# [Given data]
*** Begin section ***

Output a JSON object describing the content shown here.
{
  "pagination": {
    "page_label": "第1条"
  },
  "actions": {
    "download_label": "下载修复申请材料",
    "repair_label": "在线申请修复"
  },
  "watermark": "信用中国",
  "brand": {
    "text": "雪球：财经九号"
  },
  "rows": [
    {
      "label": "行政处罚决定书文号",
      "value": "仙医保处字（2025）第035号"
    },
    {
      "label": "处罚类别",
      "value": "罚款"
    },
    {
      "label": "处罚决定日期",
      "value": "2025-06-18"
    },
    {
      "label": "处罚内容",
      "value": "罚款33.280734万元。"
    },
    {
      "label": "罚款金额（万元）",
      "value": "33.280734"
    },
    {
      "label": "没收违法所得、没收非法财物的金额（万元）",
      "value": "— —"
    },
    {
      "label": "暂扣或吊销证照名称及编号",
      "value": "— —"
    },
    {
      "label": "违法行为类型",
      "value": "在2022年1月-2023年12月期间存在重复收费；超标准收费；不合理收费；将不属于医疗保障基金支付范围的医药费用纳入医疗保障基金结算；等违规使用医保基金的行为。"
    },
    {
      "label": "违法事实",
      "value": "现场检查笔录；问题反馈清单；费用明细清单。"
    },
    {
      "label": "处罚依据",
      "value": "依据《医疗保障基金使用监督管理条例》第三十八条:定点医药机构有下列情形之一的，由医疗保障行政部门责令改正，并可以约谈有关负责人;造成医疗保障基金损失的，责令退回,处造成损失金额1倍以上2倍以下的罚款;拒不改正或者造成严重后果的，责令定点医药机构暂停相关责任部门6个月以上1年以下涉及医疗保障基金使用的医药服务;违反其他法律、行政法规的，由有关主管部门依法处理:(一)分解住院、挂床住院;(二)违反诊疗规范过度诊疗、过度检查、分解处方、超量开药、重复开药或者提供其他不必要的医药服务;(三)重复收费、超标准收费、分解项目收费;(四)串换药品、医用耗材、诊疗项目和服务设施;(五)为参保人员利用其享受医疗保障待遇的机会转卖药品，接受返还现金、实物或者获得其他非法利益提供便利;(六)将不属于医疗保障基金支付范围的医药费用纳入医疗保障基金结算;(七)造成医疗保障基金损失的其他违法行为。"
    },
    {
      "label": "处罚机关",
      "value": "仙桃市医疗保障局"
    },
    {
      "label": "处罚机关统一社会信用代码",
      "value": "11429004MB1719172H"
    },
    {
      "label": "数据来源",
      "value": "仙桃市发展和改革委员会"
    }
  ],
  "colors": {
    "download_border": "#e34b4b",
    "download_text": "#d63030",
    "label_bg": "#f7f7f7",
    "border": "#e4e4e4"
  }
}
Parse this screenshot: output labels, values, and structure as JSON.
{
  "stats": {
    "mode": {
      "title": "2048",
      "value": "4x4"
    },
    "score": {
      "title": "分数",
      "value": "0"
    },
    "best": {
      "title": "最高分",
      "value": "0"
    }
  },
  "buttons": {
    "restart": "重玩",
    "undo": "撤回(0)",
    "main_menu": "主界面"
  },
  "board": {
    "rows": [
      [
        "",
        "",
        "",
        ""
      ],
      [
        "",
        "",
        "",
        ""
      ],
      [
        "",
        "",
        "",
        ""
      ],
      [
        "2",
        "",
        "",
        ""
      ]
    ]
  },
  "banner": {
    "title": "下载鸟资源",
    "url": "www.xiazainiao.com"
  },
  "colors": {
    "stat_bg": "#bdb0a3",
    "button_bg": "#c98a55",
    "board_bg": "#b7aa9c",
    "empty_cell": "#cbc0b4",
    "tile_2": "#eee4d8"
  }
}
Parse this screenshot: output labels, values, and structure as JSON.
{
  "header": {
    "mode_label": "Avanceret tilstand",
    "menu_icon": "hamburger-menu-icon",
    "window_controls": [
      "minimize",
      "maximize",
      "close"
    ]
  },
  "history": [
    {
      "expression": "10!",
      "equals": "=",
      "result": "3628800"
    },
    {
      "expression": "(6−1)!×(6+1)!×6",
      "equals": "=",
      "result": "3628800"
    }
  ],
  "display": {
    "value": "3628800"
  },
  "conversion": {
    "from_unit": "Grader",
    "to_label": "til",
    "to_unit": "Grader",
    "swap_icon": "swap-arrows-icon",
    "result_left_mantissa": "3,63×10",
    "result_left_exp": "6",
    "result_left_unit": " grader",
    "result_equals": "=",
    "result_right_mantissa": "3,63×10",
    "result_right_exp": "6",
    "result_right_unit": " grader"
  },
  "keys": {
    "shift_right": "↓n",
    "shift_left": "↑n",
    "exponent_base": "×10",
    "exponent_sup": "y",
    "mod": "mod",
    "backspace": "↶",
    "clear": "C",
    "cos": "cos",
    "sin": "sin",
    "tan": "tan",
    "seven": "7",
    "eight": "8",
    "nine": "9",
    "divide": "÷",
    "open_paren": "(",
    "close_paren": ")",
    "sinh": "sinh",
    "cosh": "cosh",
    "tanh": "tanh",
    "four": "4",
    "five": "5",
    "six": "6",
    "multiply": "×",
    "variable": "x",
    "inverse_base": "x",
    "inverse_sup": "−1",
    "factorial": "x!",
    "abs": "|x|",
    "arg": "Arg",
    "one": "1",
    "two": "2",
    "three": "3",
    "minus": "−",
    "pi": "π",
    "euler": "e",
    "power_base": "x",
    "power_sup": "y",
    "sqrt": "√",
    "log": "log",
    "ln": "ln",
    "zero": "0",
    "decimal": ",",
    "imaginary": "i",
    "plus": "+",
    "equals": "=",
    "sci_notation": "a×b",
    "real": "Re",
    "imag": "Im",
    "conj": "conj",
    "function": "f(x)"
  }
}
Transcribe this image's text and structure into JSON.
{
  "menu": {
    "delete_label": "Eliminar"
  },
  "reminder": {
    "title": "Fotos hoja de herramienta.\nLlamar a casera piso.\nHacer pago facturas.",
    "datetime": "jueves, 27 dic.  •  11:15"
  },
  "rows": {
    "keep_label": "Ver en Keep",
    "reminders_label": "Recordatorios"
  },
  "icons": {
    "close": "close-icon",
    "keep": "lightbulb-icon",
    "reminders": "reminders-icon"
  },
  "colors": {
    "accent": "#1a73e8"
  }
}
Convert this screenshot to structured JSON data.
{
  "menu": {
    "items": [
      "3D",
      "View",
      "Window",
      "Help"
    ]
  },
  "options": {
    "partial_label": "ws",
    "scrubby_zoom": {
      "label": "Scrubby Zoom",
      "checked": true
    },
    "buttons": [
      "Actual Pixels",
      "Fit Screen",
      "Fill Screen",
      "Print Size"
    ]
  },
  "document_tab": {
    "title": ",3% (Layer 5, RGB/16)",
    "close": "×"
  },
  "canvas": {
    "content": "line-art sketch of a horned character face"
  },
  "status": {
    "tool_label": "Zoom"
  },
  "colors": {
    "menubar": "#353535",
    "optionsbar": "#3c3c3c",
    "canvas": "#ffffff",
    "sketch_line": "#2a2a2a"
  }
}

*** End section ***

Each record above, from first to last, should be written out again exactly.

Output a JSON object describing the content shown here.
{
  "pagination": {
    "page_label": "第1条"
  },
  "actions": {
    "download_label": "下载修复申请材料",
    "repair_label": "在线申请修复"
  },
  "watermark": "信用中国",
  "brand": {
    "text": "雪球：财经九号"
  },
  "rows": [
    {
      "label": "行政处罚决定书文号",
      "value": "仙医保处字（2025）第035号"
    },
    {
      "label": "处罚类别",
      "value": "罚款"
    },
    {
      "label": "处罚决定日期",
      "value": "2025-06-18"
    },
    {
      "label": "处罚内容",
      "value": "罚款33.280734万元。"
    },
    {
      "label": "罚款金额（万元）",
      "value": "33.280734"
    },
    {
      "label": "没收违法所得、没收非法财物的金额（万元）",
      "value": "— —"
    },
    {
      "label": "暂扣或吊销证照名称及编号",
      "value": "— —"
    },
    {
      "label": "违法行为类型",
      "value": "在2022年1月-2023年12月期间存在重复收费；超标准收费；不合理收费；将不属于医疗保障基金支付范围的医药费用纳入医疗保障基金结算；等违规使用医保基金的行为。"
    },
    {
      "label": "违法事实",
      "value": "现场检查笔录；问题反馈清单；费用明细清单。"
    },
    {
      "label": "处罚依据",
      "value": "依据《医疗保障基金使用监督管理条例》第三十八条:定点医药机构有下列情形之一的，由医疗保障行政部门责令改正，并可以约谈有关负责人;造成医疗保障基金损失的，责令退回,处造成损失金额1倍以上2倍以下的罚款;拒不改正或者造成严重后果的，责令定点医药机构暂停相关责任部门6个月以上1年以下涉及医疗保障基金使用的医药服务;违反其他法律、行政法规的，由有关主管部门依法处理:(一)分解住院、挂床住院;(二)违反诊疗规范过度诊疗、过度检查、分解处方、超量开药、重复开药或者提供其他不必要的医药服务;(三)重复收费、超标准收费、分解项目收费;(四)串换药品、医用耗材、诊疗项目和服务设施;(五)为参保人员利用其享受医疗保障待遇的机会转卖药品，接受返还现金、实物或者获得其他非法利益提供便利;(六)将不属于医疗保障基金支付范围的医药费用纳入医疗保障基金结算;(七)造成医疗保障基金损失的其他违法行为。"
    },
    {
      "label": "处罚机关",
      "value": "仙桃市医疗保障局"
    },
    {
      "label": "处罚机关统一社会信用代码",
      "value": "11429004MB1719172H"
    },
    {
      "label": "数据来源",
      "value": "仙桃市发展和改革委员会"
    }
  ],
  "colors": {
    "download_border": "#e34b4b",
    "download_text": "#d63030",
    "label_bg": "#f7f7f7",
    "border": "#e4e4e4"
  }
}
Parse this screenshot: output labels, values, and structure as JSON.
{
  "stats": {
    "mode": {
      "title": "2048",
      "value": "4x4"
    },
    "score": {
      "title": "分数",
      "value": "0"
    },
    "best": {
      "title": "最高分",
      "value": "0"
    }
  },
  "buttons": {
    "restart": "重玩",
    "undo": "撤回(0)",
    "main_menu": "主界面"
  },
  "board": {
    "rows": [
      [
        "",
        "",
        "",
        ""
      ],
      [
        "",
        "",
        "",
        ""
      ],
      [
        "",
        "",
        "",
        ""
      ],
      [
        "2",
        "",
        "",
        ""
      ]
    ]
  },
  "banner": {
    "title": "下载鸟资源",
    "url": "www.xiazainiao.com"
  },
  "colors": {
    "stat_bg": "#bdb0a3",
    "button_bg": "#c98a55",
    "board_bg": "#b7aa9c",
    "empty_cell": "#cbc0b4",
    "tile_2": "#eee4d8"
  }
}
Parse this screenshot: output labels, values, and structure as JSON.
{
  "header": {
    "mode_label": "Avanceret tilstand",
    "menu_icon": "hamburger-menu-icon",
    "window_controls": [
      "minimize",
      "maximize",
      "close"
    ]
  },
  "history": [
    {
      "expression": "10!",
      "equals": "=",
      "result": "3628800"
    },
    {
      "expression": "(6−1)!×(6+1)!×6",
      "equals": "=",
      "result": "3628800"
    }
  ],
  "display": {
    "value": "3628800"
  },
  "conversion": {
    "from_unit": "Grader",
    "to_label": "til",
    "to_unit": "Grader",
    "swap_icon": "swap-arrows-icon",
    "result_left_mantissa": "3,63×10",
    "result_left_exp": "6",
    "result_left_unit": " grader",
    "result_equals": "=",
    "result_right_mantissa": "3,63×10",
    "result_right_exp": "6",
    "result_right_unit": " grader"
  },
  "keys": {
    "shift_right": "↓n",
    "shift_left": "↑n",
    "exponent_base": "×10",
    "exponent_sup": "y",
    "mod": "mod",
    "backspace": "↶",
    "clear": "C",
    "cos": "cos",
    "sin": "sin",
    "tan": "tan",
    "seven": "7",
    "eight": "8",
    "nine": "9",
    "divide": "÷",
    "open_paren": "(",
    "close_paren": ")",
    "sinh": "sinh",
    "cosh": "cosh",
    "tanh": "tanh",
    "four": "4",
    "five": "5",
    "six": "6",
    "multiply": "×",
    "variable": "x",
    "inverse_base": "x",
    "inverse_sup": "−1",
    "factorial": "x!",
    "abs": "|x|",
    "arg": "Arg",
    "one": "1",
    "two": "2",
    "three": "3",
    "minus": "−",
    "pi": "π",
    "euler": "e",
    "power_base": "x",
    "power_sup": "y",
    "sqrt": "√",
    "log": "log",
    "ln": "ln",
    "zero": "0",
    "decimal": ",",
    "imaginary": "i",
    "plus": "+",
    "equals": "=",
    "sci_notation": "a×b",
    "real": "Re",
    "imag": "Im",
    "conj": "conj",
    "function": "f(x)"
  }
}
Transcribe this image's text and structure into JSON.
{
  "menu": {
    "delete_label": "Eliminar"
  },
  "reminder": {
    "title": "Fotos hoja de herramienta.\nLlamar a casera piso.\nHacer pago facturas.",
    "datetime": "jueves, 27 dic.  •  11:15"
  },
  "rows": {
    "keep_label": "Ver en Keep",
    "reminders_label": "Recordatorios"
  },
  "icons": {
    "close": "close-icon",
    "keep": "lightbulb-icon",
    "reminders": "reminders-icon"
  },
  "colors": {
    "accent": "#1a73e8"
  }
}
Convert this screenshot to structured JSON data.
{
  "menu": {
    "items": [
      "3D",
      "View",
      "Window",
      "Help"
    ]
  },
  "options": {
    "partial_label": "ws",
    "scrubby_zoom": {
      "label": "Scrubby Zoom",
      "checked": true
    },
    "buttons": [
      "Actual Pixels",
      "Fit Screen",
      "Fill Screen",
      "Print Size"
    ]
  },
  "document_tab": {
    "title": ",3% (Layer 5, RGB/16)",
    "close": "×"
  },
  "canvas": {
    "content": "line-art sketch of a horned character face"
  },
  "status": {
    "tool_label": "Zoom"
  },
  "colors": {
    "menubar": "#353535",
    "optionsbar": "#3c3c3c",
    "canvas": "#ffffff",
    "sketch_line": "#2a2a2a"
  }
}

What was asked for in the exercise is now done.